'Wickedness' spoiling beautiful game: Jose

Alexis Sanchez feels tempted to pull off his jersey as he runs off in celebration of his 90th-minute winning goal against Newcastle, with teammate Marouane Fellaini in pursuit.
Alexis Sanchez feels tempted to pull off his jersey as he runs off in celebration of his 90th-minute winning goal against Newcastle, with teammate Marouane Fellaini in pursuit.PHOTO: REUTERS

Mourinho blames 'manhunt' after Red Devils make dramatic comeback against Newcastle

LONDON • Jose Mourinho took paranoia to a new level in the aftermath of Manchester United's dramatic 3-2 Premier League win over Newcastle on Saturday, complaining that the past few days had felt like a manhunt and that "wickedness" is now spoiling the beautiful game.

"A lot of things have been directed at me personally," said the Portuguese, who also blamed his side's poor run of form on the vitriol.

"There is too much talking. I have begun to feel that if it rains in London tomorrow, it is my fault. If people don't like Brexit, it is my fault.

"I have been blamed for extending my contract until 2020 but I didn't point a pistol at the club, they wanted to give it to me.

"I am 55 years old now and I can live with it, but some of my boys are not coping quite so well. Marcus Rashford and Scott McTominay were scared on the pitch, they were making mistakes that were not normal (against Newcastle).

"A lot of wickedness and a clear man-hunting that in football is too much. It's my life, it's a life I love, it's a life I worked since I was a kid. I will love it until my last day."

All seemed to have ended well when substitute Alexis Sanchez put a month of indifferent form behind him to head home the winner, with the Old Trafford faithful chanting Mourinho's name in a show of support.

THE SCAPEGOAT

A lot of things have been directed at me personally... I have begun to feel that if it rains in London tomorrow, it is my fault. If people don't like Brexit, it is my fault.

JOSE MOURINHO, Manchester United manager, insisting that he is being unfairly scrutinised and criticised.

But as the United manager was expressing his distaste for personal scrutiny on TV, Rio Ferdinand said the use of the word manhunt had caused him to chuckle.

"What does he expect? He's the manager of United," the former Red Devils defender added. "If results are not going well, there are bound to be questions asked."

Those questions, plus multiple media reports on the eve of the game, had led to a widespread conviction that Mourinho was about to lose his job during the international break, if not over the weekend.

Senior United sources briefed selected contacts prior to the meeting with Rafa Benitez's men to insist that was not the case, though there was nothing in the form of a public statement that would have put the matter to bed.

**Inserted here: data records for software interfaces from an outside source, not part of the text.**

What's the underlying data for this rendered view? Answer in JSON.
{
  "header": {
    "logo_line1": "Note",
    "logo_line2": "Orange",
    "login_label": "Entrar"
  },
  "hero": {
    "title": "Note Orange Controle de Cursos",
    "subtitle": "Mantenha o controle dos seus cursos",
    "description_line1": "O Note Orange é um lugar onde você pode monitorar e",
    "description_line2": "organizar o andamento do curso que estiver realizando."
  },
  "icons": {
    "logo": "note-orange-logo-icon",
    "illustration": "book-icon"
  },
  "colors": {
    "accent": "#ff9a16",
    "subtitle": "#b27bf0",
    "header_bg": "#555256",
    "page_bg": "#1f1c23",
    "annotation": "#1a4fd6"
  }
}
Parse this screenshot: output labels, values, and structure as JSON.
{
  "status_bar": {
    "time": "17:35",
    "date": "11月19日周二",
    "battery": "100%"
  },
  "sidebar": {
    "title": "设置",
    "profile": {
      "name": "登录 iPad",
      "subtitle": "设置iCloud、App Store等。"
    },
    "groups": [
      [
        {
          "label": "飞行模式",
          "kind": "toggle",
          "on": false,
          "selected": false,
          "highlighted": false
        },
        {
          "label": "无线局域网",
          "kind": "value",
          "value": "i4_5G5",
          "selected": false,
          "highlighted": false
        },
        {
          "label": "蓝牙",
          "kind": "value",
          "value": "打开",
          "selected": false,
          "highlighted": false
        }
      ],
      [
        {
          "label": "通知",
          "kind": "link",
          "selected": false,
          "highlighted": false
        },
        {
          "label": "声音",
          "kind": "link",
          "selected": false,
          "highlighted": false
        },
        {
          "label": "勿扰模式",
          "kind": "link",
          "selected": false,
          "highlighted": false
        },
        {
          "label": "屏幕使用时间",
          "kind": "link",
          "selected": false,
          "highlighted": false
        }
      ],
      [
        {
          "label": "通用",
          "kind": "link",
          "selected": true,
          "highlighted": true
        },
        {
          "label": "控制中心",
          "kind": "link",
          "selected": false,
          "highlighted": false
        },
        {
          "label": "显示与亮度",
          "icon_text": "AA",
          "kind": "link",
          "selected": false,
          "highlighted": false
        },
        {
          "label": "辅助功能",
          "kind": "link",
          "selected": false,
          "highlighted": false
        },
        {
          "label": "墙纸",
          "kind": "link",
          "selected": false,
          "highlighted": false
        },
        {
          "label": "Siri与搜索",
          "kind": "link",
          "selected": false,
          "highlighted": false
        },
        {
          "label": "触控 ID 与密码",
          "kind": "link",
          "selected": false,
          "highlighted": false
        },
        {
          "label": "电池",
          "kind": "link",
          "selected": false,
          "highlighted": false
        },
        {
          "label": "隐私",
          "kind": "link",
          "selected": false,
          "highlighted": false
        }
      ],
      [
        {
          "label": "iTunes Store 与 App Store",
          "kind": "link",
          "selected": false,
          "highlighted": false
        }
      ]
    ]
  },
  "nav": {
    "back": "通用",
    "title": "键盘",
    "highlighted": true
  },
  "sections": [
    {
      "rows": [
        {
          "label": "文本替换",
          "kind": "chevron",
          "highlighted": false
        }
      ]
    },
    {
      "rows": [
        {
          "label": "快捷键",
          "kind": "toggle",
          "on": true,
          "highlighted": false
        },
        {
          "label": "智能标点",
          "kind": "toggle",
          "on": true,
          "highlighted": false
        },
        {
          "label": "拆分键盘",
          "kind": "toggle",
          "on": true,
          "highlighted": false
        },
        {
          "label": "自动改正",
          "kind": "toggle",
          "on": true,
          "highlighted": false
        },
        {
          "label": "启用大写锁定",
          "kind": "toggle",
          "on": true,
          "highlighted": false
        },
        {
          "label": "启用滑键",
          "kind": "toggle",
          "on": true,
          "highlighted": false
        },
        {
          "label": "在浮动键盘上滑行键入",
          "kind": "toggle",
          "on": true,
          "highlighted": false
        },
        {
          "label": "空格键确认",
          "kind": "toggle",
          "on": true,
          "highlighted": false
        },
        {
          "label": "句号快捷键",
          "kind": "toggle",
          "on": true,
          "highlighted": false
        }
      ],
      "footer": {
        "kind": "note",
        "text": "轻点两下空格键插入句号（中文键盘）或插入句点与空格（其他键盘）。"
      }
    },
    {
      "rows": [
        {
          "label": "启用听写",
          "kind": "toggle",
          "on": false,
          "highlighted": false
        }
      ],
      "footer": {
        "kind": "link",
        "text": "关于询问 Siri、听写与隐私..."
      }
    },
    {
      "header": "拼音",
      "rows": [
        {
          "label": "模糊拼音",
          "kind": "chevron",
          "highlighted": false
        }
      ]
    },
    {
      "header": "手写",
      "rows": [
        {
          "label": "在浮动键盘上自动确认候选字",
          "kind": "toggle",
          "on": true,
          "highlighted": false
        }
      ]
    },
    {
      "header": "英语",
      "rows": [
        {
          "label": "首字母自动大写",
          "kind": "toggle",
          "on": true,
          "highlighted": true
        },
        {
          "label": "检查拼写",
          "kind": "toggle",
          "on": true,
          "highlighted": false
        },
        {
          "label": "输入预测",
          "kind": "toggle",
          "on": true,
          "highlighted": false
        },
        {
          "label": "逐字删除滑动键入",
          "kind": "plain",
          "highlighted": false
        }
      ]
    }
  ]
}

A loss against Newcastle could certainly have hastened Mourinho's departure, and that looked to be on the cards when United's opponents, without a win this season, skipped into a 2-0 lead courtesy of Kenedy and Yoshinori Muto.

A combination of shrewd substitutions and patient pressure enabled United to pull level through Juan Mata and Anthony Martial before Sanchez rescued the situation.

By the final whistle, Mourinho had not only received a vote of confidence from the home fans, but also eclipsed legendary United manager Alex Ferguson's record as having the best win percentage at the club at 60.3 per cent.

"I'm happier for the players and the fans than for myself; it is nice to be able to produce a response on the pitch," he added.

He also revealed he had the board's backing after receiving a text message of support before the kick-off. "The ones that read the papers, that are connected with social media, they thought maybe I had gone," said Mourinho. "If I hadn't had an SMS from my board not to read (the papers), I would have been convinced too."

AGENCE FRANCE-PRESSE, THE GUARDIAN

A version of this article appeared in the print edition of The Straits Times on October 08, 2018, with the headline ''Wickedness' spoiling beautiful game: Jose'. Print Edition | Subscribe